Many residents ran towards Whitehouse and were clear when the cortège turned up Mill Road. Here the house of Mrs McDonnell was wrecked and she escaped injury when a brave policeman put himself between her and the gunmen. “Don’t shoot the peeler,” said their leader so the gang moved on. On Mill Road they wrecked and looted McCormick’s shop and searched for a friend of the family who had cleared off over the fields a few minutes earlier. Had they found him he would have been shot. Shots were fired at Mrs McCaffrey in Mary’s Place as she returned home carrying her twin infants in her arms. Miraculously they escaped unhurt but several bullet holes were visible in the doorway.

Hugh McAnaney was doing grocery deliveries in the Carnmoney district for Whitehouse Stores. He thought when he came down the steep hill from Carnmoney and past the National School he had missed the funeral crowd as he assumed they would travel through Glengormley. As he neared the Whitehouse Upper Mill he saw the cortège. He backed his horse and cart into a laneway and stood to attention holding his horse with his cap removed.
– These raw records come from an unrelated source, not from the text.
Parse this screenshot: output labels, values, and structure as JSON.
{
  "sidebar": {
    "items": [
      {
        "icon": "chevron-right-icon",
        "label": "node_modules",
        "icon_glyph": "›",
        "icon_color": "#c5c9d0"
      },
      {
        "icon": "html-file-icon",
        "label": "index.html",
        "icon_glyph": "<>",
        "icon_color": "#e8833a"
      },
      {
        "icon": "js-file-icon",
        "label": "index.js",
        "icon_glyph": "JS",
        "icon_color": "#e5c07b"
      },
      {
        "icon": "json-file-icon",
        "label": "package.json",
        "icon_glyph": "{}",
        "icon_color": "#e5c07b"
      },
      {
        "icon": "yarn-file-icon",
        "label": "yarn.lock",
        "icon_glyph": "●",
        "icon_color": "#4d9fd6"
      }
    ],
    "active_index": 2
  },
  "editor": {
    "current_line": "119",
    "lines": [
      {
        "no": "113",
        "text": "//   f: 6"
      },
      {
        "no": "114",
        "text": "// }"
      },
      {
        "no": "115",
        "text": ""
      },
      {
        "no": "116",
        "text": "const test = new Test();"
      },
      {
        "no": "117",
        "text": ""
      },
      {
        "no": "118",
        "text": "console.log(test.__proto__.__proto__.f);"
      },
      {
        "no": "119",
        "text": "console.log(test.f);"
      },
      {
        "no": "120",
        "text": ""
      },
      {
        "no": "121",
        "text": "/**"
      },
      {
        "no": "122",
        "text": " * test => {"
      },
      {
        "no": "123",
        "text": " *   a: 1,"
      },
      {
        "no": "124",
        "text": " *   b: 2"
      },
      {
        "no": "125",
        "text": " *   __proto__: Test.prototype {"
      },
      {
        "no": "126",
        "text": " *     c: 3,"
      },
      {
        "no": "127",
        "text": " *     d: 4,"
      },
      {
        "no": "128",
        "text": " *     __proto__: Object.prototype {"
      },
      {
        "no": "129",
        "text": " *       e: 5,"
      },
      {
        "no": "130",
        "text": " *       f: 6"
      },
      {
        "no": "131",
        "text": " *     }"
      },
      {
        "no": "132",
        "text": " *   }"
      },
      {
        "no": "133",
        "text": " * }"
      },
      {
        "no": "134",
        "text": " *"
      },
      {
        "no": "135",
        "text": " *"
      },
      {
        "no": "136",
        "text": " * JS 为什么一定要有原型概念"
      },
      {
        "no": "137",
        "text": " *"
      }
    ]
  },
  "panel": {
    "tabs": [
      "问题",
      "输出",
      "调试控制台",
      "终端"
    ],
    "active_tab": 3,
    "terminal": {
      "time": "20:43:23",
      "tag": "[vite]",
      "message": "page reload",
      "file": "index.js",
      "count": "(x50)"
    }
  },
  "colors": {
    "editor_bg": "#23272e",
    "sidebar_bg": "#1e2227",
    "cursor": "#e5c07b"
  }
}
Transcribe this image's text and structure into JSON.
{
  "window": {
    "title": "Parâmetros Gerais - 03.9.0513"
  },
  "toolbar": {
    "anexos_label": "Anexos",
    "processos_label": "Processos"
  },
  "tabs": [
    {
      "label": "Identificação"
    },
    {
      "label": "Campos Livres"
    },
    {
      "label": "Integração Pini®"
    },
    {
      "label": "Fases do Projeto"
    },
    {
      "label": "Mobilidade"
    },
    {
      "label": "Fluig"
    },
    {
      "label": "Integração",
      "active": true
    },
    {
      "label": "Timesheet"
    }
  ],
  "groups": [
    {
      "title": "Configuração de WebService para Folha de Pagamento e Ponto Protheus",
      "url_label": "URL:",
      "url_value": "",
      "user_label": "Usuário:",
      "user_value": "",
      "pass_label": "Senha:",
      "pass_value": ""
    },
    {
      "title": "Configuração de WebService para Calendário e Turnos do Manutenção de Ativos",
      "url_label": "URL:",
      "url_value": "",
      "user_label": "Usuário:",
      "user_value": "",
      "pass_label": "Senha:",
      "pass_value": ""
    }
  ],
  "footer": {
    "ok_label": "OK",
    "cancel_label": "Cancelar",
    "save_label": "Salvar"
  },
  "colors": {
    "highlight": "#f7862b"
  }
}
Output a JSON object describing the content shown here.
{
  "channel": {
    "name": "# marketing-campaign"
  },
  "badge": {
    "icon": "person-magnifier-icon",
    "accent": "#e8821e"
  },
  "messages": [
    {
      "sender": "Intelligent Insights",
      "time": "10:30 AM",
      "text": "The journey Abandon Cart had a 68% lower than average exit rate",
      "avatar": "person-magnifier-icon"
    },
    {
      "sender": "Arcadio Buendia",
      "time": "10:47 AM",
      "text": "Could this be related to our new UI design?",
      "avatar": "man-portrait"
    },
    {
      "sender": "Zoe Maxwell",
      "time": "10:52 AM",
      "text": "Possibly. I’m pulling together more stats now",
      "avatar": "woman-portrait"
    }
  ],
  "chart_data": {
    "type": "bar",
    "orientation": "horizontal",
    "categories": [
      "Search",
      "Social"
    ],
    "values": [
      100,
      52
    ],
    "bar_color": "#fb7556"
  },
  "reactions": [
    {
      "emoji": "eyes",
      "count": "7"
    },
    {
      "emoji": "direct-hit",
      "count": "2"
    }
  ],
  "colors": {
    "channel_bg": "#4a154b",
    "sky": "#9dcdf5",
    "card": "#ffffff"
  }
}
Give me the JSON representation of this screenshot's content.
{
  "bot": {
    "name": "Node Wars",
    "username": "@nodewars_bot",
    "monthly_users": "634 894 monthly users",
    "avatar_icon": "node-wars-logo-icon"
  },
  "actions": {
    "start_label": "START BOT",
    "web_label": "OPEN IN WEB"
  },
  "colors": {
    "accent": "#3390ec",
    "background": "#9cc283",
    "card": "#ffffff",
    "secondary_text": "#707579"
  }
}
When the main cortège had passed he sat up on his cart to make his way towards Mill Road. His wife watched from her front door as a crowd threatened him. He jumped off the cart and ran. Shots were fired in his wake. More shots were fired as he ran towards more “mourners” and he fell wounded. His wife ran to him and asked him, “Are you shot?” “Yes Minnie,” he replied, “get an ambulance as soon as possible. I'll be all right. Get me a drink.”

More mourners gathered around him. Protestant neighbouring women tried to protect him but they were pulled away. One of the gang said, “I'll give him a drink.” And promptly shot him through the eye. He died instantly.
The nearby Emmet Hall, belonging to Whitehouse Emmet Dramatic Society, was broken into. Petrol was poured over the floor but the gang were disturbed by the arrival of a cage load of Specials. However, the mob addressed many of them by their first names and little effort was made to quell the disturbances. Just as some of the mob were returning to the hall a Lancia wagon of RIC men arrived and the “mourners” were forced towards Carnmoney. Further up the Carnmoney Road a milkman named McBride was “mistook for a Papish” and wounded  in the arm.
The provincial  weeklies reported that Reverend B Cochrane, minister of Sinclair Seaman’s Church, held an impressive ceremony and concluded by appealing for a spirit of peace and harmony in the period of trouble and distress through which the country was passing. At the request of the Rev gentleman the mourners made the homeward journey from Carnmoney by Antrim Road thus avoiding the area in which the disturbance had arisen.
In anticipation of trouble, Molly Ann’s pub in Glengormley remained closed. Police were called to McKenna’s pub just opposite when proceedings became rowdy as some mourners ejected the locals and  had a wee jar before eventually taking the tram back to Belfast.
I first heard this story from Francie Mullan. His grandfather used to say it was the blackest day ever in Greencastle and but for the grace of God a dozen people might have been killed.